- Which pair of numbers has a total of ...?
- Which pair of numbers has a difference of ...?
- Which pair of numbers has the highest/lowest total?
- Which pair of numbers has the greatest/least difference?

These questions will help children become familiar with the vocabulary of the problem and so you can then lead into the main activity. Having asked the question, give pairs of children chance to find at least one way of making odd differences. They could use this sheet of blank circles .doc .pdf to try out their ideas. As they find arrangements that work, you could invite them to record them on the board on some pre-drawn rings.
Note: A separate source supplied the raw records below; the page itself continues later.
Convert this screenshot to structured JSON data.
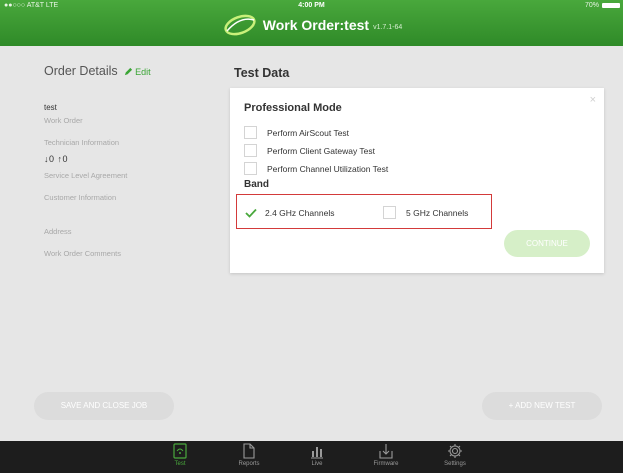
{
  "status_bar": {
    "carrier": "●●○○○ AT&T  LTE",
    "time": "4:00 PM",
    "battery": "70%"
  },
  "header": {
    "title": "Work Order:test",
    "version": "v1.7.1-64"
  },
  "order": {
    "title": "Order Details",
    "edit_label": "Edit",
    "work_order_value": "test",
    "work_order_label": "Work Order",
    "technician_label": "Technician Information",
    "sla_values": "↓0  ↑0",
    "sla_label": "Service Level Agreement",
    "customer_label": "Customer Information",
    "address_label": "Address",
    "comments_label": "Work Order Comments"
  },
  "buttons": {
    "save": "SAVE AND CLOSE JOB",
    "add_test": "+ ADD NEW TEST"
  },
  "test_data": {
    "title": "Test Data",
    "modal": {
      "close": "×",
      "title": "Professional Mode",
      "options": [
        {
          "label": "Perform AirScout Test",
          "checked": false
        },
        {
          "label": "Perform Client Gateway Test",
          "checked": false
        },
        {
          "label": "Perform Channel Utilization Test",
          "checked": false
        }
      ],
      "band_title": "Band",
      "bands": [
        {
          "label": "2.4 GHz Channels",
          "checked": true
        },
        {
          "label": "5 GHz Channels",
          "checked": false
        }
      ],
      "continue_label": "CONTINUE"
    }
  },
  "tabs": [
    {
      "label": "Test",
      "icon": "test-icon",
      "active": true
    },
    {
      "label": "Reports",
      "icon": "reports-icon",
      "active": false
    },
    {
      "label": "Live",
      "icon": "live-icon",
      "active": false
    },
    {
      "label": "Firmware",
      "icon": "firmware-icon",
      "active": false
    },
    {
      "label": "Settings",
      "icon": "settings-icon",
      "active": false
    }
  ],
  "colors": {
    "brand_green": "#3aa535",
    "highlight_red": "#d33a3a",
    "tab_bar": "#1d1d1d"
  }
}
Once you have several ways on the board, invite learners to comment on what they notice. What do all the arrangements have in common? You can work through the rest of the problem in a similar way, drawing the whole class together as appropriate.

It is important to encourage the children to explain why the arrangements of odd/even numbers produce these results. You could make drawings .doc .pdf using paired joined squares to help them understand.

What do you notice about the numbers in the ring when the difference between joined pairs is odd?

What do you notice about the numbers in the ring when the difference between joined pairs is even?

Can you explain why?

More Numbers in the Ring allows children to investigate different numbers of numbers in the ring.

Some learners might benefit from having counters or other objects to help with their addition and subtraction.

Six new homes are being built! They can be detached, semi-detached or terraced houses. How many different combinations of these can you find?

Start with four numbers at the corners of a square and put the total of two corners in the middle of that side. Keep going... Can you estimate what the size of the last four numbers will be?